**Task objective**
Every line of the data that contains the string "text" must be copied.

**Supplied data**
┄┄┄┄┄┄┄┄┄┄┄┄┄┄┄┄┄┄┄┄
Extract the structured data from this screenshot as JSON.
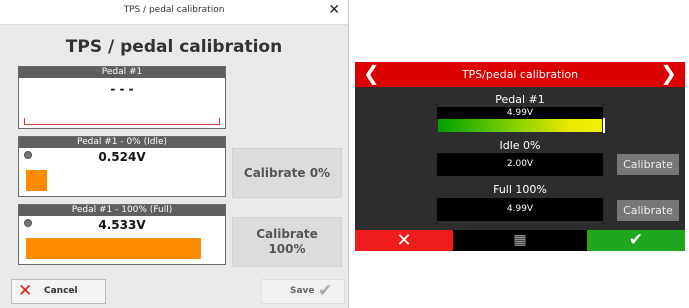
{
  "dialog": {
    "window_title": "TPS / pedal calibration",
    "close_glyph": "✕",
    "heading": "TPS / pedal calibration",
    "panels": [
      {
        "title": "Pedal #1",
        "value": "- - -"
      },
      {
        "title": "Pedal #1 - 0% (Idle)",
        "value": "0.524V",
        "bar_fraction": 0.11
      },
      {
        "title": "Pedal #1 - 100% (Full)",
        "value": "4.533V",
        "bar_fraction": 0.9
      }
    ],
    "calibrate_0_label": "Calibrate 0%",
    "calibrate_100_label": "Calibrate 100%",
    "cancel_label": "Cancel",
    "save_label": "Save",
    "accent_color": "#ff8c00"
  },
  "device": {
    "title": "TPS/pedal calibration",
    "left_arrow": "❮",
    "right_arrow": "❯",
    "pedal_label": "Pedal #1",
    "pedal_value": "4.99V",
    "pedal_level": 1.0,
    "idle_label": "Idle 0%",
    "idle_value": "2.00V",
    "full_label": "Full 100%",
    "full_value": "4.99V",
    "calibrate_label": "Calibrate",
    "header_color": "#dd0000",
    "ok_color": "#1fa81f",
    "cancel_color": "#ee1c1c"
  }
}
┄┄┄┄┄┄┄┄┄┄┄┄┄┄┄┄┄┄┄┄
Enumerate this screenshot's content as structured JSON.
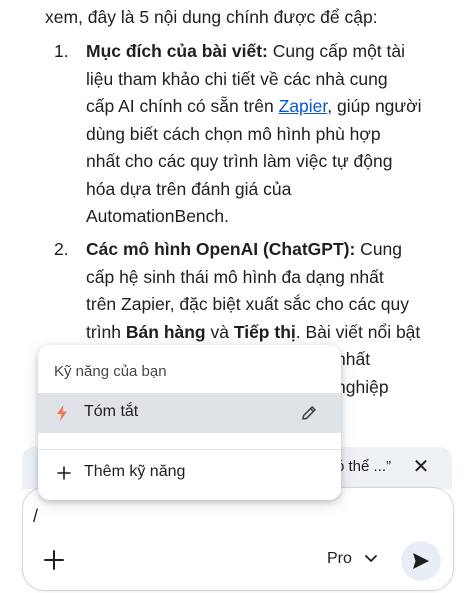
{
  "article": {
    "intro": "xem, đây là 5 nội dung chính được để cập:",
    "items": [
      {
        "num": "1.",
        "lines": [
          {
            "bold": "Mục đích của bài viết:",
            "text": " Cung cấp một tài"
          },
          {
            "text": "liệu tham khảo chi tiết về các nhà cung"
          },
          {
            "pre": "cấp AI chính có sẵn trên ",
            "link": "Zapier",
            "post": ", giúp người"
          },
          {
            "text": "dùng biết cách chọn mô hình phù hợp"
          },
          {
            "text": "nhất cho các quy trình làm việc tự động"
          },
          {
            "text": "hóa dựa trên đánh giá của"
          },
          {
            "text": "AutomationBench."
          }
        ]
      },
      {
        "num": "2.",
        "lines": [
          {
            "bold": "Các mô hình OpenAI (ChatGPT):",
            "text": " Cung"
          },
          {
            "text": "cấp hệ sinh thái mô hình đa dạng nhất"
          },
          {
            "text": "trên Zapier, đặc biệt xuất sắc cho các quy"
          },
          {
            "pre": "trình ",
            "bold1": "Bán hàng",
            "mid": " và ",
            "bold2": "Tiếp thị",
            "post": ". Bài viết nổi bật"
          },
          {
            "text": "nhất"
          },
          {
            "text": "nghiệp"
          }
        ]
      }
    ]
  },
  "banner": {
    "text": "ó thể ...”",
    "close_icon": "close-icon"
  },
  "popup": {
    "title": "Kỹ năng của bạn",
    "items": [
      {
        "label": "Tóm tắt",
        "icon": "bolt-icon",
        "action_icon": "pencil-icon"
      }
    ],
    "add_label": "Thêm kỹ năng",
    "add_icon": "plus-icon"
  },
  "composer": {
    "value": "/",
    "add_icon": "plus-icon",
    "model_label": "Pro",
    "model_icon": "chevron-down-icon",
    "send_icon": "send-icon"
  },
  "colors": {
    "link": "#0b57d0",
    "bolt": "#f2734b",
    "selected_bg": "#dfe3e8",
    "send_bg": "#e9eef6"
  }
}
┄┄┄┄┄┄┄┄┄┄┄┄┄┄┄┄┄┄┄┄
**Reply**
            "text": " Cung cấp một tài"
            "text": "liệu tham khảo chi tiết về các nhà cung"
            "text": "dùng biết cách chọn mô hình phù hợp"
            "text": "nhất cho các quy trình làm việc tự động"
            "text": "hóa dựa trên đánh giá của"
            "text": "AutomationBench."
            "text": " Cung"
            "text": "cấp hệ sinh thái mô hình đa dạng nhất"
            "text": "trên Zapier, đặc biệt xuất sắc cho các quy"
            "text": "nhất"
            "text": "nghiệp"
    "text": "ó thể ...”",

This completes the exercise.